The second most difficult performance was Bourbon Baroque’s Mozart collaboration with the Louisville Ballet in 2018. No tea; no shade. It wasn’t due to any administrative misgivings from either party. It was just difficult in that groundbreaking sense. Nothing like that project had ever been done before locally. I am not quite sure whether the Louisville audience was aware of the unique nature of the project. To many it might have been just another ballet show with live music; however, this project was special. Alice and I gathered a group of Baroque specialists from all over the country, found a fortepiano for me to use, and created a symbiotic work of art with new choreography from the Ballet paired with a LIVE Classically informed orchestra in the beautiful Brown Theatre. Bowing at the end of the show flanked by the entire Ballet corps is etched in my memory and something for which I am extremely proud and grateful.

The most difficult shows, I suppose, can be the most gratifying. I would do them again…hands down. 

6.  Who or what has been your most important inspiration?

Kermit the Frog. 

7.  You have worked and performed in other cities; in particular you spent a lot of time in NYC. What, if anything, is different about working in Louisville?

The level of professionalism is no different. One must carry themselves in a manner in which they also desire to be treated; though, in Louisville, folks are more apt to give you the light of day. Art is less commercial here. We, the creative ruffians of Louisville, have a sound fraternal understanding. Work is more competitive in New York City. I also am a born and raised Louisvillian, so work and networking have come naturally to me here. All of these things combined have made my time in Louisville a relatively easier one compared to that of a larger city. I enjoyed the challenge of a larger landscape, but I also enjoy owning a piece of property to call my own and running around like mad willy-nilly when the mood strikes—Louisville makes this possible. 

8.  You also work as a music director for contemporary musicals? Is there a relationship between Contemporary and Early Music?

I am not sure if there is an academic answer for that other than I enjoy finding the parallels between the two genres simply because I love them both individually. I often am referencing the genre at rest during its counterpart’s rehearsal process—this is when I am turned on the most artistically: culturally cross-referencing to draw connective tissue creating pathways between the academic and commercial musician. There is a reason why the American musical form has garnered such success; there is a reason why the music of the Baroque has survived. Both genres have a great deal to learn from one another. If I am at the helm of a project, you can bet I will be inter-relating them.
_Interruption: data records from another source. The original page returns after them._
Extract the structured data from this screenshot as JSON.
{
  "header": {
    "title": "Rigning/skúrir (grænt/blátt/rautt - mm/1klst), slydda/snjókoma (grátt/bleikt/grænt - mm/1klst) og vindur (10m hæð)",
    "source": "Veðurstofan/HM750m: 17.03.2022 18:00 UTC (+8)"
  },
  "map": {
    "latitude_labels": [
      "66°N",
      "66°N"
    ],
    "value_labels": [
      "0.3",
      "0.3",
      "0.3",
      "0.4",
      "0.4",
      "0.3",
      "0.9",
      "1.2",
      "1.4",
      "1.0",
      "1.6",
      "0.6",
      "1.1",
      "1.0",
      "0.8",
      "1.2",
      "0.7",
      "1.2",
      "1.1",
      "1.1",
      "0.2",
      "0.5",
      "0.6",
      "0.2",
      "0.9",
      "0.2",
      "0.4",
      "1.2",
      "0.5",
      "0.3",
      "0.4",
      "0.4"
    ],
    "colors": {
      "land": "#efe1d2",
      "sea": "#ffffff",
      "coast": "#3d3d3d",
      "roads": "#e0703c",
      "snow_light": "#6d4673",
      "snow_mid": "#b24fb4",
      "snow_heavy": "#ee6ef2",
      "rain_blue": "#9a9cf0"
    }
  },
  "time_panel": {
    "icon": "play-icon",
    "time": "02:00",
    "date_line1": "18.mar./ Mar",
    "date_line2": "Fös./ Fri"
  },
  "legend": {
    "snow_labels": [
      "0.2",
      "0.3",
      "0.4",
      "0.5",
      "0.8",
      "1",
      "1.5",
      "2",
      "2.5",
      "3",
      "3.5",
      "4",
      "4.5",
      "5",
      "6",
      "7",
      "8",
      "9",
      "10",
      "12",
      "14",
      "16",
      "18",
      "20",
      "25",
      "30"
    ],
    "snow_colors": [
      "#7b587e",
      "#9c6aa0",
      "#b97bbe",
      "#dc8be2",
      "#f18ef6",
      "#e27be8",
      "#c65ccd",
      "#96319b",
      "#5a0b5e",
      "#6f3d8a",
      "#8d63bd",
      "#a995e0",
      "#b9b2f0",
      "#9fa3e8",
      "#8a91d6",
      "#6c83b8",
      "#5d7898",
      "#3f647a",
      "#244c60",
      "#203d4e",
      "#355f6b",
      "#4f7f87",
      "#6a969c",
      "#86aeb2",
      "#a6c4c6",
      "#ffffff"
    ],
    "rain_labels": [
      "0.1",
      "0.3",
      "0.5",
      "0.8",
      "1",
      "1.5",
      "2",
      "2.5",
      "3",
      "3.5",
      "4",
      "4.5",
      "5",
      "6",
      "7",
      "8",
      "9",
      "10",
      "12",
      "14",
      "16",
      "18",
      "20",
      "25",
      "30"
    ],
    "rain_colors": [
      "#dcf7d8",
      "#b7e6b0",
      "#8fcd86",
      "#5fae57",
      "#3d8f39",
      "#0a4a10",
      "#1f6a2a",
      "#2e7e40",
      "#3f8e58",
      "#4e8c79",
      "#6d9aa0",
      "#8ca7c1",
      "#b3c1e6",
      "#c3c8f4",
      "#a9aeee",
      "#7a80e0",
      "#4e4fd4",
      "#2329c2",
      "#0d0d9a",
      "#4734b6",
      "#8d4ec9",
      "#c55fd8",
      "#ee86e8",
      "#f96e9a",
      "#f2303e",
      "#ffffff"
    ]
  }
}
I just can’t help it. It just makes sense. 

9. If you weren’t a musician, what do you imagine you would be doing?

I would be a motivational speaker. 

10. What is on your quarantine playlist?

I have been cramming so much music daily so that I can fill my weekly #governmedaddy cabaret. Everything from the Baroque to Broadway; from jazz to adult alternative…my cabaret has you covered. So, literally everything. 

11. What book is on your bedside table?

I have two! Afterlifeby Julia Alvarez & “Deacon King Kongby James McBride

Though, I have yet to crack them. I honestly have been too busy worrying about my career, my family, my friends, the well-being of the world, exercising, eating healthy to ward off the virus as best as possible, cleaning everything, enjoying the spring blooms, and preparing for #governmedaddy cabaret.

12. What is the first thing you will do when quarantine is lifted?

I will hug my family and friends and proudly order a round of drinks! (on me) 

Keith Waits is a native of Louisville who works at Louisville Visual Art during the days, including being the host of LVA’s Artebella On The Radio on WXOX 97.1 FM /, but spends most of his evenings indulging his taste for theatre, music and visual arts. His work has appeared in LEO Weekly, Pure Uncut Candy, TheatreLouisville, and Louisville Mojo. He is now Managing Editor for